▸ **What is required**:
Keep images out and repeat all data exactly.
** Opening Given data block **
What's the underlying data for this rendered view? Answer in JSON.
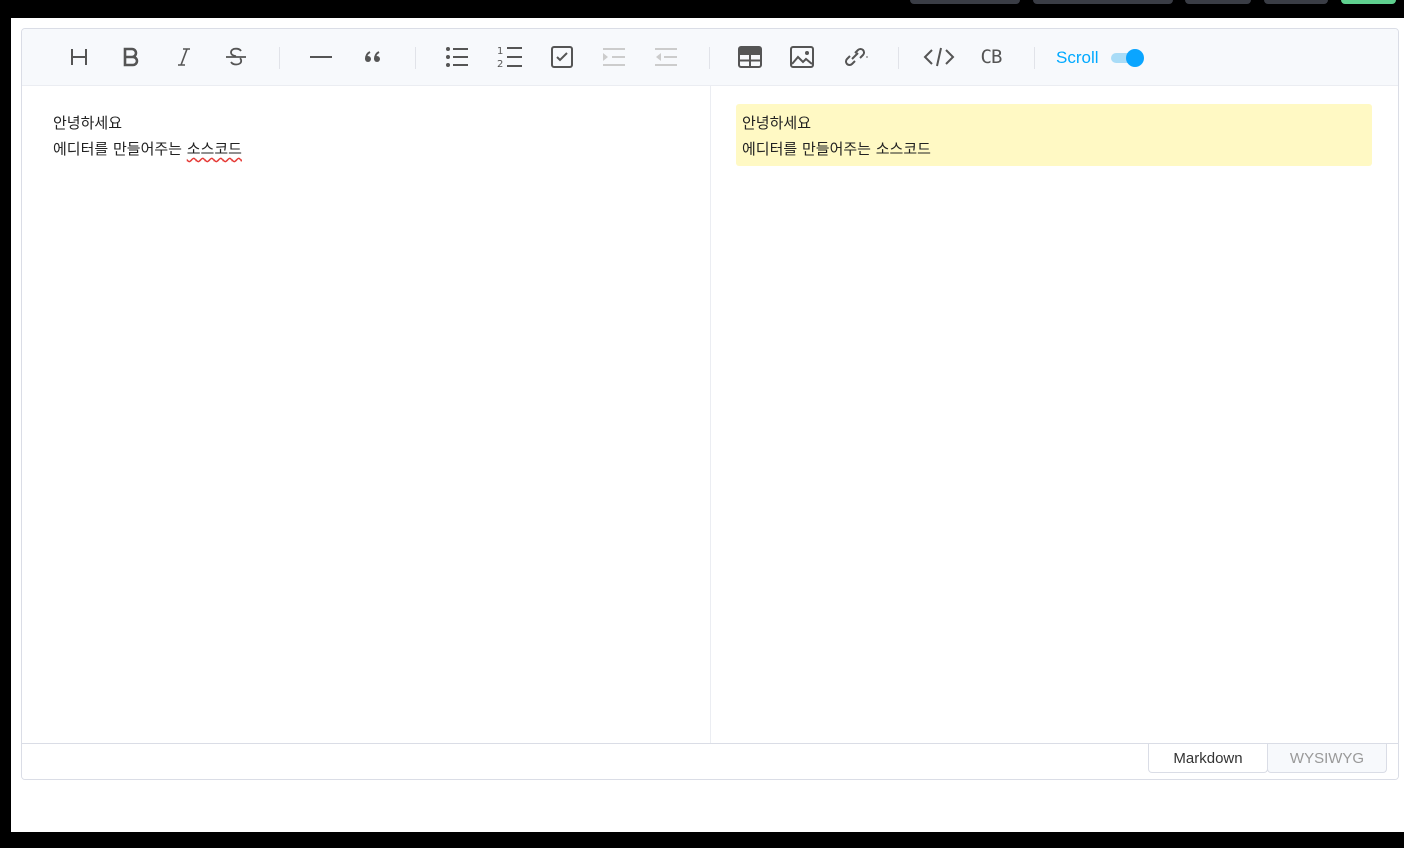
{
  "toolbar": {
    "buttons": [
      {
        "name": "heading",
        "icon": "heading-icon"
      },
      {
        "name": "bold",
        "icon": "bold-icon"
      },
      {
        "name": "italic",
        "icon": "italic-icon"
      },
      {
        "name": "strike",
        "icon": "strikethrough-icon"
      },
      {
        "name": "hr",
        "icon": "horizontal-rule-icon"
      },
      {
        "name": "quote",
        "icon": "quote-icon"
      },
      {
        "name": "bullet-list",
        "icon": "bullet-list-icon"
      },
      {
        "name": "ordered-list",
        "icon": "ordered-list-icon"
      },
      {
        "name": "task",
        "icon": "checkbox-icon"
      },
      {
        "name": "indent",
        "icon": "indent-icon"
      },
      {
        "name": "outdent",
        "icon": "outdent-icon"
      },
      {
        "name": "table",
        "icon": "table-icon"
      },
      {
        "name": "image",
        "icon": "image-icon"
      },
      {
        "name": "link",
        "icon": "link-icon"
      },
      {
        "name": "code",
        "icon": "code-icon"
      },
      {
        "name": "codeblock",
        "icon": "codeblock-icon"
      }
    ],
    "codeblock_label": "CB",
    "scroll_label": "Scroll",
    "scroll_sync_on": true
  },
  "editor": {
    "lines": [
      "안녕하세요",
      "에디터를 만들어주는 "
    ],
    "misspelled_word": "소스코드"
  },
  "preview": {
    "lines": [
      "안녕하세요",
      "에디터를 만들어주는 소스코드"
    ]
  },
  "modes": {
    "markdown": "Markdown",
    "wysiwyg": "WYSIWYG",
    "active": "Markdown"
  },
  "colors": {
    "accent": "#00a9ff",
    "highlight": "#fff9c4"
  }
}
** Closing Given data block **
▸ **Solution for this task**:
What's the underlying data for this rendered view? Answer in JSON.
{
  "toolbar": {
    "buttons": [
      {
        "name": "heading",
        "icon": "heading-icon"
      },
      {
        "name": "bold",
        "icon": "bold-icon"
      },
      {
        "name": "italic",
        "icon": "italic-icon"
      },
      {
        "name": "strike",
        "icon": "strikethrough-icon"
      },
      {
        "name": "hr",
        "icon": "horizontal-rule-icon"
      },
      {
        "name": "quote",
        "icon": "quote-icon"
      },
      {
        "name": "bullet-list",
        "icon": "bullet-list-icon"
      },
      {
        "name": "ordered-list",
        "icon": "ordered-list-icon"
      },
      {
        "name": "task",
        "icon": "checkbox-icon"
      },
      {
        "name": "indent",
        "icon": "indent-icon"
      },
      {
        "name": "outdent",
        "icon": "outdent-icon"
      },
      {
        "name": "table",
        "icon": "table-icon"
      },
      {
        "name": "image",
        "icon": "image-icon"
      },
      {
        "name": "link",
        "icon": "link-icon"
      },
      {
        "name": "code",
        "icon": "code-icon"
      },
      {
        "name": "codeblock",
        "icon": "codeblock-icon"
      }
    ],
    "codeblock_label": "CB",
    "scroll_label": "Scroll",
    "scroll_sync_on": true
  },
  "editor": {
    "lines": [
      "안녕하세요",
      "에디터를 만들어주는 "
    ],
    "misspelled_word": "소스코드"
  },
  "preview": {
    "lines": [
      "안녕하세요",
      "에디터를 만들어주는 소스코드"
    ]
  },
  "modes": {
    "markdown": "Markdown",
    "wysiwyg": "WYSIWYG",
    "active": "Markdown"
  },
  "colors": {
    "accent": "#00a9ff",
    "highlight": "#fff9c4"
  }
}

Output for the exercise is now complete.